*Your objective*
An exact copy of each record is required.

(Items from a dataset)
▬▬▬

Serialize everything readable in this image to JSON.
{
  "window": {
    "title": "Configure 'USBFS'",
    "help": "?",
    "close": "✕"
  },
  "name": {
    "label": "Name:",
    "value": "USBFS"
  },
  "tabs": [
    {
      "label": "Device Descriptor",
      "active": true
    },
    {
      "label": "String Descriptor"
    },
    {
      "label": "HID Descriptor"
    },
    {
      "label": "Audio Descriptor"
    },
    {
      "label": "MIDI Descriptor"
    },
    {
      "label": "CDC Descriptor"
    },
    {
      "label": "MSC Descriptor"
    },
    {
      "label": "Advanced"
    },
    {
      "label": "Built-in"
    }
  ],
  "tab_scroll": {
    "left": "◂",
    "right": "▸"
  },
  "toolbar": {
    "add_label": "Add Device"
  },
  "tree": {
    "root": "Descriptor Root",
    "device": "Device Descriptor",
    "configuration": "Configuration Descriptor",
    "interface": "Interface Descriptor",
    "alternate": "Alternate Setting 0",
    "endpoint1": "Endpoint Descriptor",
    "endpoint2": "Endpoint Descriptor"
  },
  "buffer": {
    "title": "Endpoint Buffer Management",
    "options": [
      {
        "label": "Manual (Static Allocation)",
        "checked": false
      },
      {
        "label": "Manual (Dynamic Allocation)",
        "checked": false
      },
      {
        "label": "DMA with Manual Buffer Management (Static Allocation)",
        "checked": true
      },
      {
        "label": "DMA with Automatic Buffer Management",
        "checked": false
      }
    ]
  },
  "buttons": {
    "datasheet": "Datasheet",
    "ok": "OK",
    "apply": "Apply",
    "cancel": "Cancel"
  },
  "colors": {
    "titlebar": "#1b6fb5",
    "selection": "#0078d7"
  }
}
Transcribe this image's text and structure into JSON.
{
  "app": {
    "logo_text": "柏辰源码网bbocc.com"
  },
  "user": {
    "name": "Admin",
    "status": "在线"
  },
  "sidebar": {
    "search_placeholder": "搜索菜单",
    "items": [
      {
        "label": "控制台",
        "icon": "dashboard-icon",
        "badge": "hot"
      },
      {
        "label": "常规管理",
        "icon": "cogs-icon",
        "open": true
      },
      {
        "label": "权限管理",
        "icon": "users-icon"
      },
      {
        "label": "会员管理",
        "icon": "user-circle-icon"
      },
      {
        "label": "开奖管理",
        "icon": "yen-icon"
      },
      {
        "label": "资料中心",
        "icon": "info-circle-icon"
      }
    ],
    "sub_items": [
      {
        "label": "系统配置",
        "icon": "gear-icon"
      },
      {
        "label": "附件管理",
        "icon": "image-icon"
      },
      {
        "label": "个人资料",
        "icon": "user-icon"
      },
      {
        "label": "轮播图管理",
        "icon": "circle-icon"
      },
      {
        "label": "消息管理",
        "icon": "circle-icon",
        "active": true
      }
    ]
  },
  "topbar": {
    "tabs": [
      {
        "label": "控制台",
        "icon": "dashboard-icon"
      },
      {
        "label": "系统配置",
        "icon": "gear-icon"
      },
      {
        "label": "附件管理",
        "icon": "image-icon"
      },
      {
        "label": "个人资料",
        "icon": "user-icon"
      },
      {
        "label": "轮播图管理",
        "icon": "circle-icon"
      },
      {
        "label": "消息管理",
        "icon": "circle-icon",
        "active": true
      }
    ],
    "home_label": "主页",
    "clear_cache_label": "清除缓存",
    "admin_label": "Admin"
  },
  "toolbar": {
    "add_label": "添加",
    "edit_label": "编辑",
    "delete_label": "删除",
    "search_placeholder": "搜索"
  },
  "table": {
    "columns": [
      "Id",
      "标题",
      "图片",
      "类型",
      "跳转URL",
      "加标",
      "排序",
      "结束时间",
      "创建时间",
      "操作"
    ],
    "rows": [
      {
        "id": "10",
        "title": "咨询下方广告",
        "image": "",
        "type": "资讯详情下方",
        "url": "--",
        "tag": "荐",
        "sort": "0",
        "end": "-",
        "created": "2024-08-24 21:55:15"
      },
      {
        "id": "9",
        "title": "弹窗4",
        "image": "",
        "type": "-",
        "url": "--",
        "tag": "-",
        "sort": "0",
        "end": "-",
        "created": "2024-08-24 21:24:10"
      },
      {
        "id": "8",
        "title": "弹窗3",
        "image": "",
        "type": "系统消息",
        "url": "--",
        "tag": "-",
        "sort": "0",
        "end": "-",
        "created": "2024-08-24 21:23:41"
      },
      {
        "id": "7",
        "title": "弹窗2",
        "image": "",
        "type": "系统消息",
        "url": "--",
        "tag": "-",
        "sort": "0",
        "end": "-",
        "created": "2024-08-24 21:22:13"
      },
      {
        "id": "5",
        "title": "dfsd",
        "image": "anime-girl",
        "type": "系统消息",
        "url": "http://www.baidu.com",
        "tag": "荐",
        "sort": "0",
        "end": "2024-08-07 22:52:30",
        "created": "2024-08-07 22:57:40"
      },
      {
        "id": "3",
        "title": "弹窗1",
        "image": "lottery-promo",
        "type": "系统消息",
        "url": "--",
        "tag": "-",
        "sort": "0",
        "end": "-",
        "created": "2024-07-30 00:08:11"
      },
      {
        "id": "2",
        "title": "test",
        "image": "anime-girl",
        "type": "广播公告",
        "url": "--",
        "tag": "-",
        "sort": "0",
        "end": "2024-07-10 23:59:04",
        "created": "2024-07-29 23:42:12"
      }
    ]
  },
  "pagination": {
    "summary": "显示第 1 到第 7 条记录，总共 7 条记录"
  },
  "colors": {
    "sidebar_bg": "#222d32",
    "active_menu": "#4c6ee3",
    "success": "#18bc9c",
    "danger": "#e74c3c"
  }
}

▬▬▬

*Exercise result*
Serialize everything readable in this image to JSON.
{
  "window": {
    "title": "Configure 'USBFS'",
    "help": "?",
    "close": "✕"
  },
  "name": {
    "label": "Name:",
    "value": "USBFS"
  },
  "tabs": [
    {
      "label": "Device Descriptor",
      "active": true
    },
    {
      "label": "String Descriptor"
    },
    {
      "label": "HID Descriptor"
    },
    {
      "label": "Audio Descriptor"
    },
    {
      "label": "MIDI Descriptor"
    },
    {
      "label": "CDC Descriptor"
    },
    {
      "label": "MSC Descriptor"
    },
    {
      "label": "Advanced"
    },
    {
      "label": "Built-in"
    }
  ],
  "tab_scroll": {
    "left": "◂",
    "right": "▸"
  },
  "toolbar": {
    "add_label": "Add Device"
  },
  "tree": {
    "root": "Descriptor Root",
    "device": "Device Descriptor",
    "configuration": "Configuration Descriptor",
    "interface": "Interface Descriptor",
    "alternate": "Alternate Setting 0",
    "endpoint1": "Endpoint Descriptor",
    "endpoint2": "Endpoint Descriptor"
  },
  "buffer": {
    "title": "Endpoint Buffer Management",
    "options": [
      {
        "label": "Manual (Static Allocation)",
        "checked": false
      },
      {
        "label": "Manual (Dynamic Allocation)",
        "checked": false
      },
      {
        "label": "DMA with Manual Buffer Management (Static Allocation)",
        "checked": true
      },
      {
        "label": "DMA with Automatic Buffer Management",
        "checked": false
      }
    ]
  },
  "buttons": {
    "datasheet": "Datasheet",
    "ok": "OK",
    "apply": "Apply",
    "cancel": "Cancel"
  },
  "colors": {
    "titlebar": "#1b6fb5",
    "selection": "#0078d7"
  }
}
Transcribe this image's text and structure into JSON.
{
  "app": {
    "logo_text": "柏辰源码网bbocc.com"
  },
  "user": {
    "name": "Admin",
    "status": "在线"
  },
  "sidebar": {
    "search_placeholder": "搜索菜单",
    "items": [
      {
        "label": "控制台",
        "icon": "dashboard-icon",
        "badge": "hot"
      },
      {
        "label": "常规管理",
        "icon": "cogs-icon",
        "open": true
      },
      {
        "label": "权限管理",
        "icon": "users-icon"
      },
      {
        "label": "会员管理",
        "icon": "user-circle-icon"
      },
      {
        "label": "开奖管理",
        "icon": "yen-icon"
      },
      {
        "label": "资料中心",
        "icon": "info-circle-icon"
      }
    ],
    "sub_items": [
      {
        "label": "系统配置",
        "icon": "gear-icon"
      },
      {
        "label": "附件管理",
        "icon": "image-icon"
      },
      {
        "label": "个人资料",
        "icon": "user-icon"
      },
      {
        "label": "轮播图管理",
        "icon": "circle-icon"
      },
      {
        "label": "消息管理",
        "icon": "circle-icon",
        "active": true
      }
    ]
  },
  "topbar": {
    "tabs": [
      {
        "label": "控制台",
        "icon": "dashboard-icon"
      },
      {
        "label": "系统配置",
        "icon": "gear-icon"
      },
      {
        "label": "附件管理",
        "icon": "image-icon"
      },
      {
        "label": "个人资料",
        "icon": "user-icon"
      },
      {
        "label": "轮播图管理",
        "icon": "circle-icon"
      },
      {
        "label": "消息管理",
        "icon": "circle-icon",
        "active": true
      }
    ],
    "home_label": "主页",
    "clear_cache_label": "清除缓存",
    "admin_label": "Admin"
  },
  "toolbar": {
    "add_label": "添加",
    "edit_label": "编辑",
    "delete_label": "删除",
    "search_placeholder": "搜索"
  },
  "table": {
    "columns": [
      "Id",
      "标题",
      "图片",
      "类型",
      "跳转URL",
      "加标",
      "排序",
      "结束时间",
      "创建时间",
      "操作"
    ],
    "rows": [
      {
        "id": "10",
        "title": "咨询下方广告",
        "image": "",
        "type": "资讯详情下方",
        "url": "--",
        "tag": "荐",
        "sort": "0",
        "end": "-",
        "created": "2024-08-24 21:55:15"
      },
      {
        "id": "9",
        "title": "弹窗4",
        "image": "",
        "type": "-",
        "url": "--",
        "tag": "-",
        "sort": "0",
        "end": "-",
        "created": "2024-08-24 21:24:10"
      },
      {
        "id": "8",
        "title": "弹窗3",
        "image": "",
        "type": "系统消息",
        "url": "--",
        "tag": "-",
        "sort": "0",
        "end": "-",
        "created": "2024-08-24 21:23:41"
      },
      {
        "id": "7",
        "title": "弹窗2",
        "image": "",
        "type": "系统消息",
        "url": "--",
        "tag": "-",
        "sort": "0",
        "end": "-",
        "created": "2024-08-24 21:22:13"
      },
      {
        "id": "5",
        "title": "dfsd",
        "image": "anime-girl",
        "type": "系统消息",
        "url": "http://www.baidu.com",
        "tag": "荐",
        "sort": "0",
        "end": "2024-08-07 22:52:30",
        "created": "2024-08-07 22:57:40"
      },
      {
        "id": "3",
        "title": "弹窗1",
        "image": "lottery-promo",
        "type": "系统消息",
        "url": "--",
        "tag": "-",
        "sort": "0",
        "end": "-",
        "created": "2024-07-30 00:08:11"
      },
      {
        "id": "2",
        "title": "test",
        "image": "anime-girl",
        "type": "广播公告",
        "url": "--",
        "tag": "-",
        "sort": "0",
        "end": "2024-07-10 23:59:04",
        "created": "2024-07-29 23:42:12"
      }
    ]
  },
  "pagination": {
    "summary": "显示第 1 到第 7 条记录，总共 7 条记录"
  },
  "colors": {
    "sidebar_bg": "#222d32",
    "active_menu": "#4c6ee3",
    "success": "#18bc9c",
    "danger": "#e74c3c"
  }
}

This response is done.